This first of a 3-part blog series on pain management is written from the perspective of Jennifer Hyland, Registered Massage Therapist and Pat Stanziano, Sport Physiotherapist at Leaps and Bounds: Performance Rehabilitation. It offers some insight into what pain is, and introduces the role massage therapy can play in the reduction of your pain.
Pain is a distressing sensory and emotional experience associated with actual, or perceived tissue damage. There are many factors that influence the pain you feel; most, if not all, of which you can control. That’s great, because it means there are several treatment options that can help.
Pain is a warning signal that our brain and the rest of our nervous system produces to protect our body. This can be a useful response because it can help avoid injury; for example, pulling your hand away when you touch a hot stove. However, our brain can also be overprotective, and it can send out warning signals (i.e. pain) in response to other factors that you may have been experiencing at the same time you were feeling pain. For example, if you sprained your ankle in a cold room, the feeling of cold can remind your nervous system of the ankle injury, causing you to feel pain when you’re cold. What factors can your body associate with the experience of pain? They can range from just about anything – thoughts, emotions, people, places, and everything in between. This response is called maladaptive pain, or pain that is out of proportion to actual tissue damage, or perceived long after the tissue has healed. Persistent maladaptive pain can lead to chronic pain syndrome, if not addressed.
So what can be done? Our understanding of the current research helps us retrain the pain system that results in the reduction of pain itself. The most important thing to realize is your thoughts about pain can actually change how you feel it and respond to it.
Massage Therapy and the Gate Control Theory of Pain:
Massage therapy has been shown in research, to provide some pain relief in both acute and chronic settings. For those with new injuries who are experiencing acute pain, massage therapy sends tactile information along the same nervous system pathways that relay pain information to the brain. Because the brain ranks the tactile information as being more important, it closes the gate on the pain information and, theoretically, less pain is felt. This is known as the Gate Control Theory of Pain, and has the potential to reduce the use of painkillers and improve emotional well-being, relaxation, and sleep.
Massage Therapy and Neuromodulation of Pain:

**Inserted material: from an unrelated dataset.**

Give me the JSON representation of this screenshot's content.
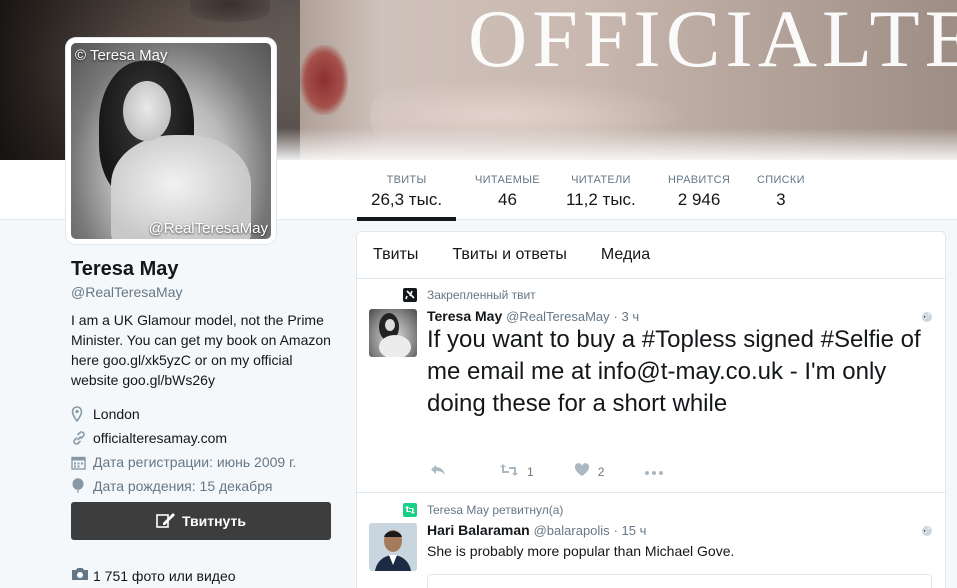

In cases of chronic pain, it has been shown that the autonomic nervous system (the part of you that control’s the fight-or-flight response) is in a state of dysfunction. Two of its parts: (1) the sympathetic nervous system (SNS) is excited, and (2.) the parasympathetic nervous system (PNS) is depressed, resulting in an increased state of stress that primes the body to protect itself by fighting or fleeing. In chronic pain patients, more stress equals more pain. The tactile stimulation of massage therapy triggers reflexive chemical reactions at the spinal cord which suppress the actions of the SNS, while stimulating the PNS, promoting a state of relaxation. More relaxation equals less pain. In studies of patients with chronic pain – including but not limited to those with MS, fibromyalgia, and chronic fatigue syndrome – following a massage treatment plan can result in reduction of pain levels up to 20%.
At Leaps and Bounds, if you are dealing with acute or chronic pain, you will be assured a thorough assessment of your condition, an individualized treatment plan, an honest prognosis, and plenty of coaching and education that will help you with self-management. Speaking of which, here are a couple of resources to help get you started:
Stay tuned for Part 2 of our series on PAIN, when Dr. Patti Farrell, Chiropractor, discusses the role that contemporary medical acupuncture can play in the reduction of your pain.
Adams R, White B, & Beckett C: The effects of massage therapy on pain management in the acute care setting. International Journal of Therapeutic Massage Bodywork. 2010 Mar 17;3(1):4-11.
Backus D, Manella C, Bender A, Sweatman M: Impact of Massage Therapy on Fatigue, Pain, and Spasticity in People with Multiple Sclerosis: a Pilot Study. International Journal of Therapeutic Massage Bodywork. 2016 Dec; 9(4): 4–13.
Munk N, Kruger T, Zanjani F. Massage therapy usage and reported health in older adults experiencing persistent pain. Journal of Alternative and Complementary Medicine. 2011 Jul;17(7):609-16.